- _Your goal_
Using the data below, copy each line that includes the word "JSON".
------------------------------
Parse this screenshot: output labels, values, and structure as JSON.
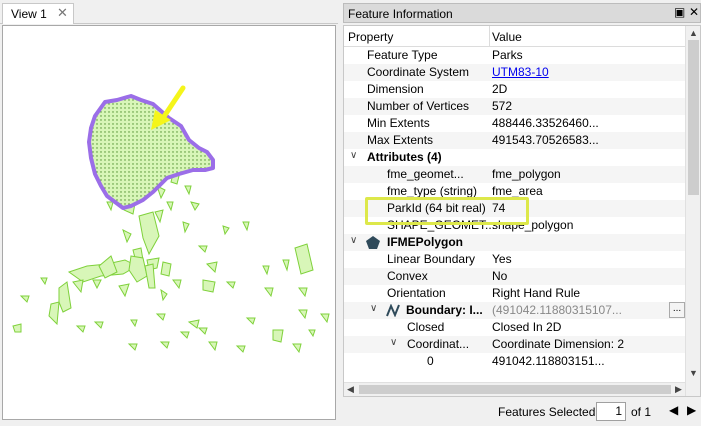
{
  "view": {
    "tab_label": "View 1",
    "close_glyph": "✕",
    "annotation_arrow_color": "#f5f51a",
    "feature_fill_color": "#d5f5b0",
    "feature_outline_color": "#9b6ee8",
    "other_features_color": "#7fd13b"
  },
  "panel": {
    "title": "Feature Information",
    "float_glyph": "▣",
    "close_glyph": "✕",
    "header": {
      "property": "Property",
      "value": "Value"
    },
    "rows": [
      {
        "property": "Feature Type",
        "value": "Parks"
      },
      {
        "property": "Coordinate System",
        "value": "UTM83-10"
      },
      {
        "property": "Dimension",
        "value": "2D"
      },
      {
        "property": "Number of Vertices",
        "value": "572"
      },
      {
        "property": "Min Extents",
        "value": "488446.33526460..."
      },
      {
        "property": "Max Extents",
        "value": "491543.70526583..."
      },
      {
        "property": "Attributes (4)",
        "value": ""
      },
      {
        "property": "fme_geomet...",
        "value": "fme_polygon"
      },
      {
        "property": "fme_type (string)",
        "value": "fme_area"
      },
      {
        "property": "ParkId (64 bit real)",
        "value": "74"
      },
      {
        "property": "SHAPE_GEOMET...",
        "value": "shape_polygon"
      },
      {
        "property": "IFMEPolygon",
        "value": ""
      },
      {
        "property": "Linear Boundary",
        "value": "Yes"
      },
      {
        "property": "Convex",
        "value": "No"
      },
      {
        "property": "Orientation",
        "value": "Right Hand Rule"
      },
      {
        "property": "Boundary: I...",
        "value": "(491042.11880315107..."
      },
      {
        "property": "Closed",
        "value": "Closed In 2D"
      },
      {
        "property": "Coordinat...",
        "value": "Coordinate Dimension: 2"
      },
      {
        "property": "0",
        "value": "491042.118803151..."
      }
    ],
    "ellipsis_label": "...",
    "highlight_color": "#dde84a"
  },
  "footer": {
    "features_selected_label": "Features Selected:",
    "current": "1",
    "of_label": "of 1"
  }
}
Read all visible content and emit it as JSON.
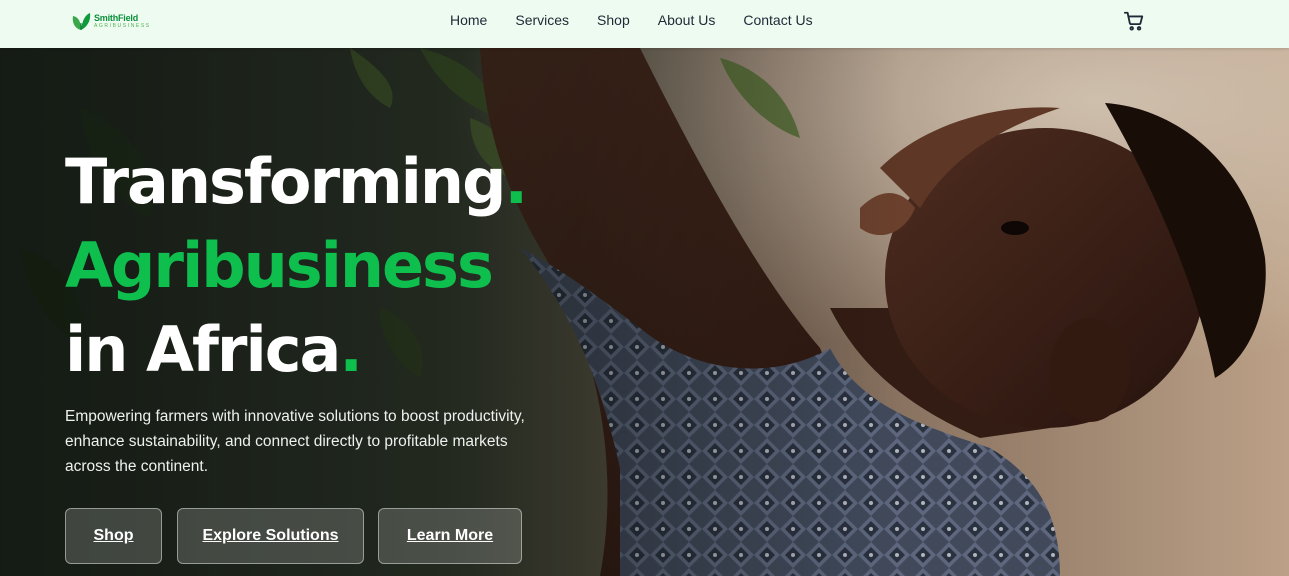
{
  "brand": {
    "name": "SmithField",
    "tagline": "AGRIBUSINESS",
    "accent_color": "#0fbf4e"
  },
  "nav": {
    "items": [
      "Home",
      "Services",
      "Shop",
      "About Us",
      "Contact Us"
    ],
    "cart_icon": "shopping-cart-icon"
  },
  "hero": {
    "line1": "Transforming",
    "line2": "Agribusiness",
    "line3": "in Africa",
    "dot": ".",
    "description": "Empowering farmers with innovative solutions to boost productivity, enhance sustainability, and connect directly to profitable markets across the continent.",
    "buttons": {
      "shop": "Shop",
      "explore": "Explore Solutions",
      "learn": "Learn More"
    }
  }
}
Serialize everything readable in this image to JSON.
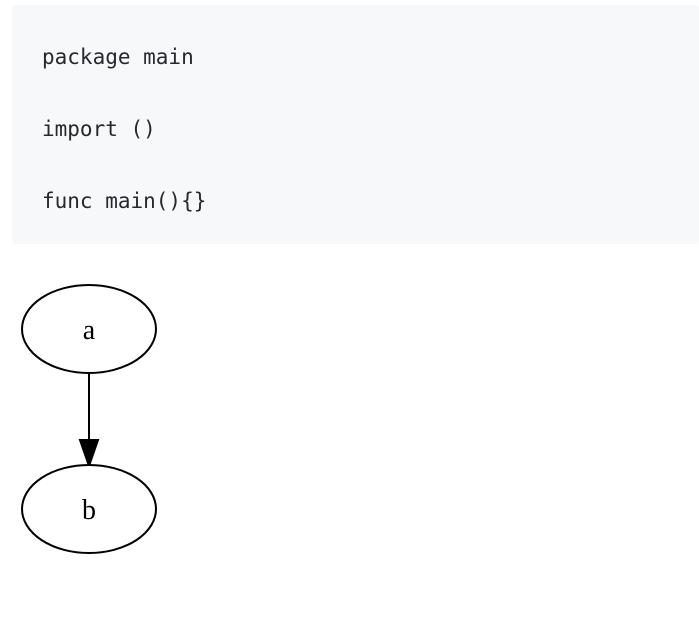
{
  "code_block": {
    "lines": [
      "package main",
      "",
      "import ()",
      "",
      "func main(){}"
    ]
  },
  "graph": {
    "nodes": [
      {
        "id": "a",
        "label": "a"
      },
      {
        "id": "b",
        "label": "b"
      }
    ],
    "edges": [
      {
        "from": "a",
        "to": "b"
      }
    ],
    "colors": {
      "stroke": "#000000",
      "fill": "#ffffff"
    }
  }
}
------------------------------
- _Worked solution_
Parse this screenshot: output labels, values, and structure as JSON.
Read all visible content and emit it as JSON.
Serialize everything readable in this image to JSON.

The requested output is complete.